Besides the question of ensuring adequate remuneration, Ms Wanyama also cautions against other forms of exploitation. “What is the child expected to do?” She asks. “We have seen instances where a child is being told: “Pretend you are X and you are doing Y.’ Some of the things that they may be told to do might lead to exploitation, not just financially but even mentally.”                

In her studies on children’s rights and the Internet, Ms Wanyama has found that in Kenya, the privacy of children in the brick-and-mortar world and on online platforms is receiving increasing attention from the courts. “The right to privacy of children is the subject of parental guidance of the child; that is the general principle,” Ms Wanyama notes, explaining that while parents can share images of their children, according to existing laws, other people require written consent from the parents before sharing images of the children online.

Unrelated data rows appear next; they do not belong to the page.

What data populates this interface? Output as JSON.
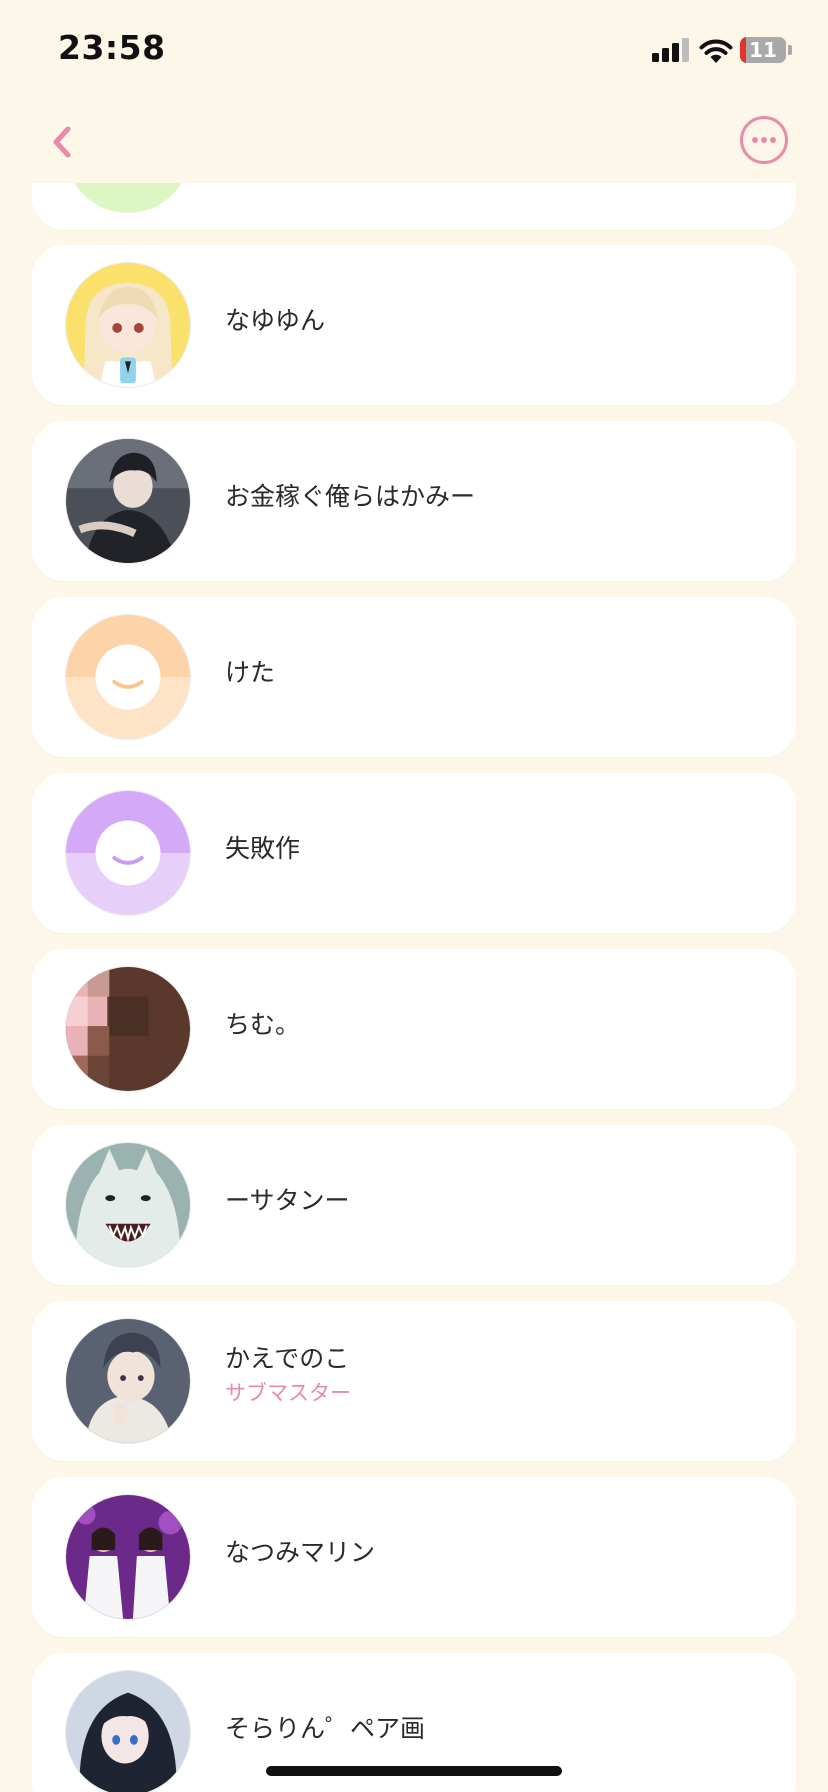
{
  "status_bar": {
    "time": "23:58",
    "battery_level": "11",
    "icons": [
      "cellular-signal-icon",
      "wifi-icon",
      "battery-icon"
    ]
  },
  "nav": {
    "back_icon": "chevron-left-icon",
    "more_icon": "ellipsis-circle-icon",
    "accent_color": "#e98aa8"
  },
  "members": [
    {
      "name": "なゆゆん",
      "role": "",
      "avatar": "anime-girl-blonde"
    },
    {
      "name": "お金稼ぐ俺らはかみー",
      "role": "",
      "avatar": "anime-boy-dark"
    },
    {
      "name": "けた",
      "role": "",
      "avatar": "default-smile-orange"
    },
    {
      "name": "失敗作",
      "role": "",
      "avatar": "default-smile-purple"
    },
    {
      "name": "ちむ。",
      "role": "",
      "avatar": "pixelated-photo"
    },
    {
      "name": "ーサタンー",
      "role": "",
      "avatar": "white-wolf"
    },
    {
      "name": "かえでのこ",
      "role": "サブマスター",
      "avatar": "anime-boy-hoodie"
    },
    {
      "name": "なつみマリン",
      "role": "",
      "avatar": "concert-photo"
    },
    {
      "name": "そらりん゜ペア画",
      "role": "",
      "avatar": "anime-girl-darkhair"
    }
  ],
  "colors": {
    "background": "#fdf7ea",
    "card": "#ffffff",
    "role_text": "#e98aa8"
  }
}
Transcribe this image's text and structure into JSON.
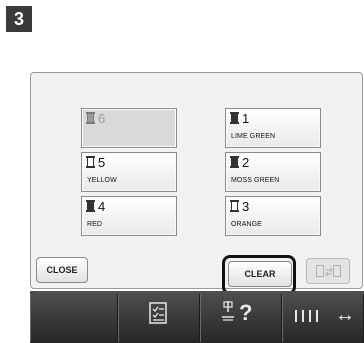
{
  "step": {
    "number": "3"
  },
  "spools": [
    {
      "num": "6",
      "name": "",
      "icon": "spool-icon",
      "fill": "mid",
      "empty": true
    },
    {
      "num": "1",
      "name": "LIME GREEN",
      "icon": "spool-icon",
      "fill": "dark",
      "empty": false
    },
    {
      "num": "5",
      "name": "YELLOW",
      "icon": "spool-icon",
      "fill": "light",
      "empty": false
    },
    {
      "num": "2",
      "name": "MOSS GREEN",
      "icon": "spool-icon",
      "fill": "dark",
      "empty": false
    },
    {
      "num": "4",
      "name": "RED",
      "icon": "spool-icon",
      "fill": "dark",
      "empty": false
    },
    {
      "num": "3",
      "name": "ORANGE",
      "icon": "spool-icon",
      "fill": "light",
      "empty": false
    }
  ],
  "buttons": {
    "close_label": "CLOSE",
    "clear_label": "CLEAR"
  },
  "bottom_bar": {
    "help_label": "?",
    "arrow_label": "↔"
  },
  "icons": {
    "checklist": "checklist-icon",
    "help": "help-icon",
    "swap": "swap-icon",
    "thread-arrow": "thread-arrow-icon"
  }
}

The cases that Ms Wanyama speaks of are documented in Honey I Blogged the Kids, a blog she published in 2020. The article, which addresses the ‘sharenting’ phenomenon and the rising cases of the Kenyan blogging community violating the privacy of children in their reporting, looked into those aspects of Kenyan law applicable to publishing content about children online, in particular consent, privacy, personality rights and the best interest principle.

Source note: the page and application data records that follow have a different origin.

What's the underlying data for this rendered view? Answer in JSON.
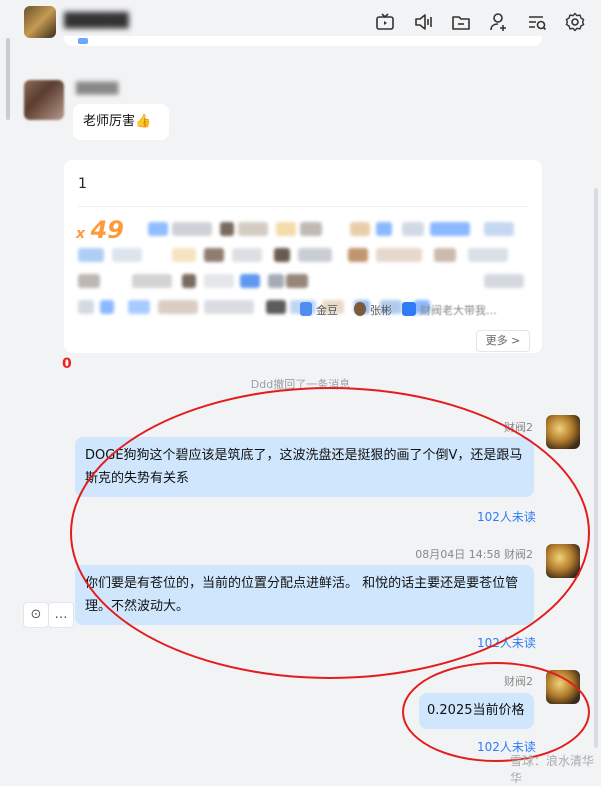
{
  "header": {
    "title": "██████",
    "icons": [
      "tv-icon",
      "volume-icon",
      "folder-icon",
      "add-user-icon",
      "search-list-icon",
      "settings-icon"
    ]
  },
  "messages": {
    "blurred_sender": "█████",
    "praise": "老师厉害👍",
    "card": {
      "title": "1",
      "count_prefix": "x",
      "count": "49",
      "visible_names": [
        "金豆",
        "张彬",
        "财阀老大带我…"
      ],
      "more_label": "更多 >"
    },
    "red_mark": "0",
    "recall_notice": "Ddd撤回了一条消息",
    "m1": {
      "sender": "财阀2",
      "text": "DOGE狗狗这个碧应该是筑底了，这波洗盘还是挺狠的画了个倒V，还是跟马斯克的失势有关系",
      "unread": "102人未读"
    },
    "m2": {
      "time": "08月04日 14:58",
      "sender": "财阀2",
      "text": "你们要是有苍位的，当前的位置分配点进鲜活。 和悅的话主要还是要苍位管理。不然波动大。",
      "unread": "102人未读"
    },
    "m3": {
      "sender": "财阀2",
      "text": "0.2025当前价格",
      "unread": "102人未读"
    },
    "hover_tools": [
      "⊙",
      "…"
    ],
    "watermark": "雪球：浪水清华华"
  },
  "colors": {
    "accent": "#2f7cf6",
    "self_bubble": "#cfe6fd",
    "annotation": "#e41c1c",
    "count": "#ff9a3c"
  }
}
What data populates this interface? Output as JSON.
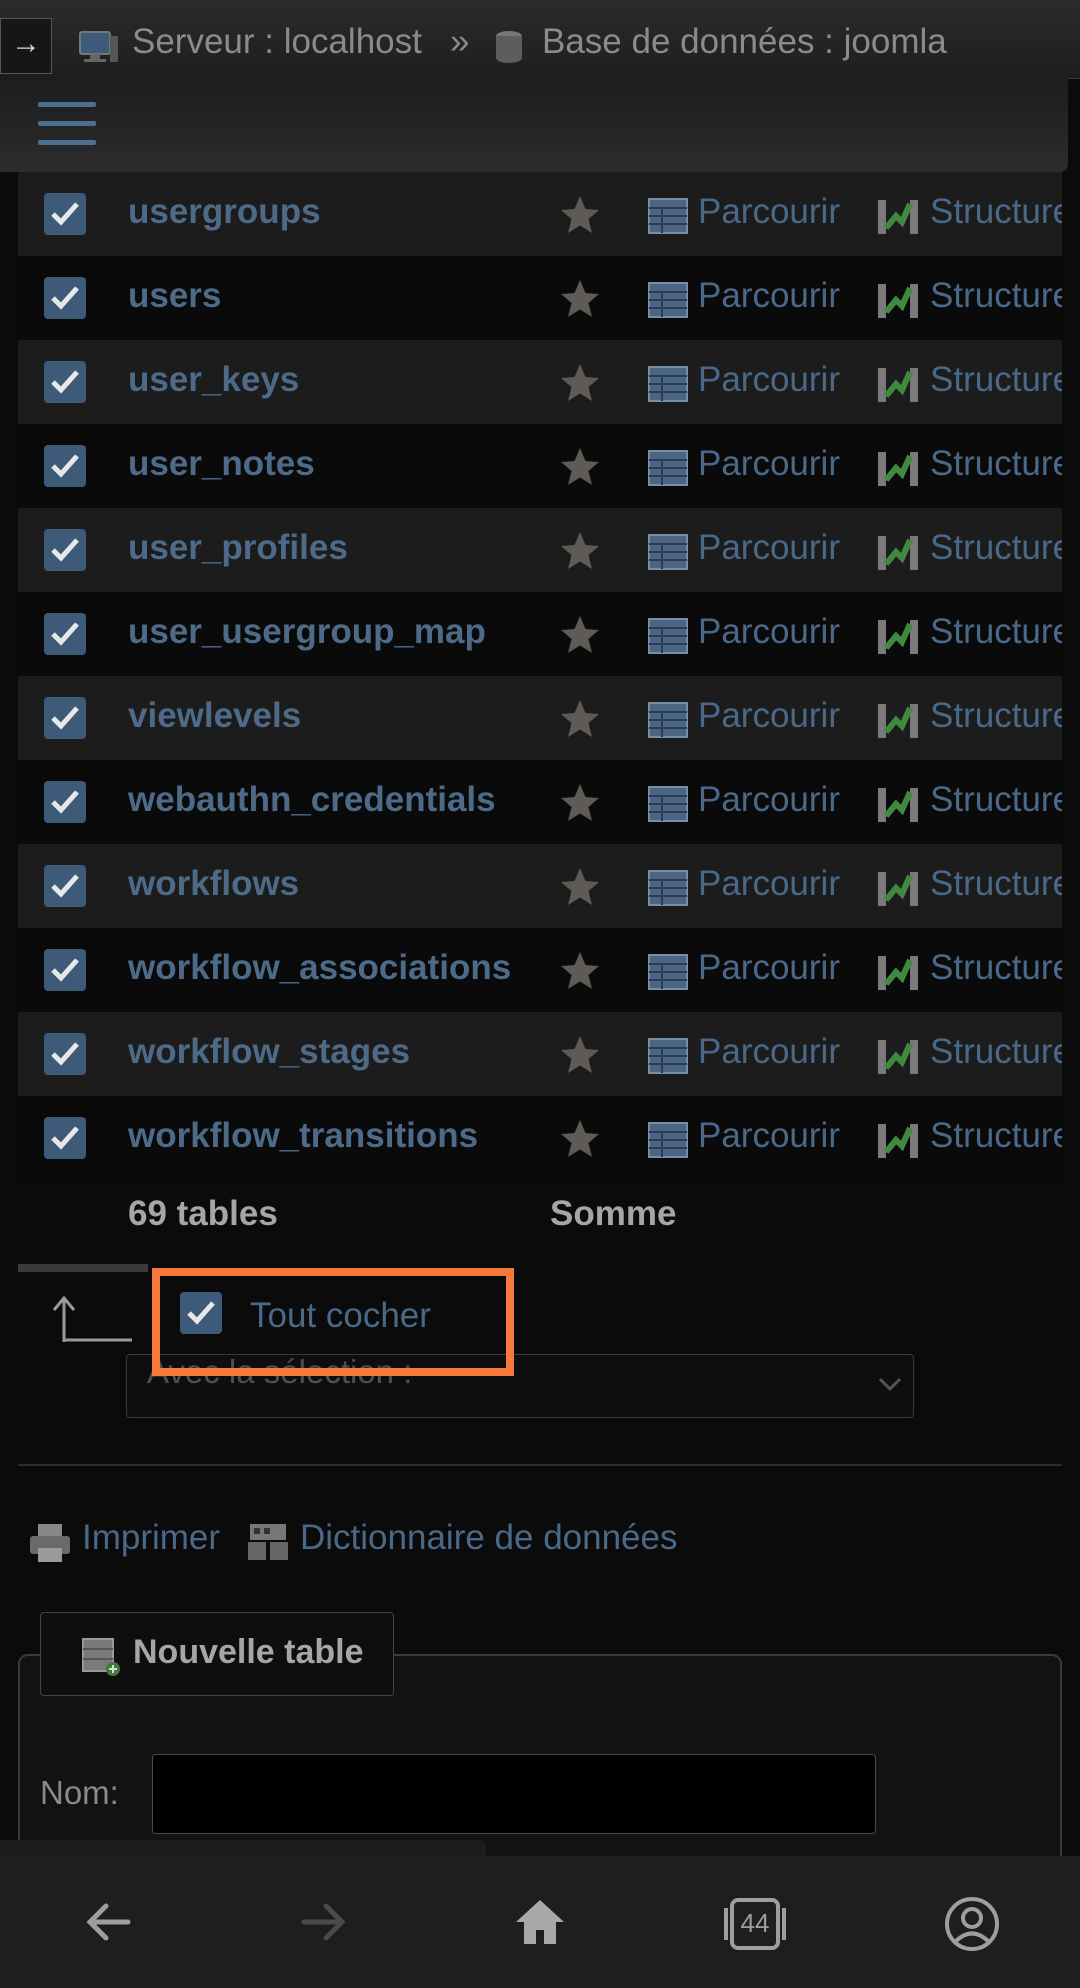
{
  "breadcrumb": {
    "toggle_glyph": "→",
    "server": "Serveur : localhost",
    "separator": "»",
    "database": "Base de données : joomla"
  },
  "tables": [
    {
      "name": "usergroups",
      "browse": "Parcourir",
      "structure": "Structure"
    },
    {
      "name": "users",
      "browse": "Parcourir",
      "structure": "Structure"
    },
    {
      "name": "user_keys",
      "browse": "Parcourir",
      "structure": "Structure"
    },
    {
      "name": "user_notes",
      "browse": "Parcourir",
      "structure": "Structure"
    },
    {
      "name": "user_profiles",
      "browse": "Parcourir",
      "structure": "Structure"
    },
    {
      "name": "user_usergroup_map",
      "browse": "Parcourir",
      "structure": "Structure"
    },
    {
      "name": "viewlevels",
      "browse": "Parcourir",
      "structure": "Structure"
    },
    {
      "name": "webauthn_credentials",
      "browse": "Parcourir",
      "structure": "Structure"
    },
    {
      "name": "workflows",
      "browse": "Parcourir",
      "structure": "Structure"
    },
    {
      "name": "workflow_associations",
      "browse": "Parcourir",
      "structure": "Structure"
    },
    {
      "name": "workflow_stages",
      "browse": "Parcourir",
      "structure": "Structure"
    },
    {
      "name": "workflow_transitions",
      "browse": "Parcourir",
      "structure": "Structure"
    }
  ],
  "summary": {
    "count": "69 tables",
    "sum": "Somme"
  },
  "check_all": {
    "label": "Tout cocher",
    "checked": true
  },
  "with_selection": {
    "placeholder": "Avec la sélection :"
  },
  "links": {
    "print": "Imprimer",
    "data_dictionary": "Dictionnaire de données"
  },
  "new_table": {
    "button_label": "Nouvelle table",
    "name_label": "Nom:",
    "name_value": ""
  },
  "nav": {
    "tabs_count": "44"
  },
  "colors": {
    "accent": "#4a6888",
    "highlight": "#f6783b",
    "checkbox": "#3d5a78"
  }
}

Beyond the violation of privacy 

But beyond the violation of the privacy of children, the case of Oluoch and Nguru has raised other pertinent concerns: child online safety (when children’s photos from Instagram end up on the illegal darknet), psychological impact, informed consent, what the data is being used for by the social media companies, identity theft, fraud, facial recognition systems, and tracking.

UNICEF estimates that there are more than four million websites worldwide featuring minors, some below the age of two. Images of sexually exploited children are not only growing in number, there has also been a surge in the number of incidents of children aged between seven and ten years being manipulated into recording abuse of themselves according to a 2022 global report by the Internet Watch Foundation (IWF). In 2019, the number of affected minors stood at between 10,000 and 100,000 according to UN estimates.

A recent exposé by the New York Times revealed “disturbing insights into how social media is reshaping childhood, especially for girls, with direct parental encouragement and involvement”.

The report further revealed that “some parents are the driving force behind the sale of photos, exclusive chat sessions and even the girls’ worn leotards and cheer outfits to mostly unknown followers. The most devoted customers spend thousands of dollars nurturing the underage relationships”.

Kenya is having its sharenting watershed moment as the lucrative world of child and family influencers continues to grow in a largely unregulated space. But while Kenyan influencer parents may appear to be well beyond the point where they can claim to be unaware of the possible effects their choices have on their children, many have yet to reach that point of reckoning.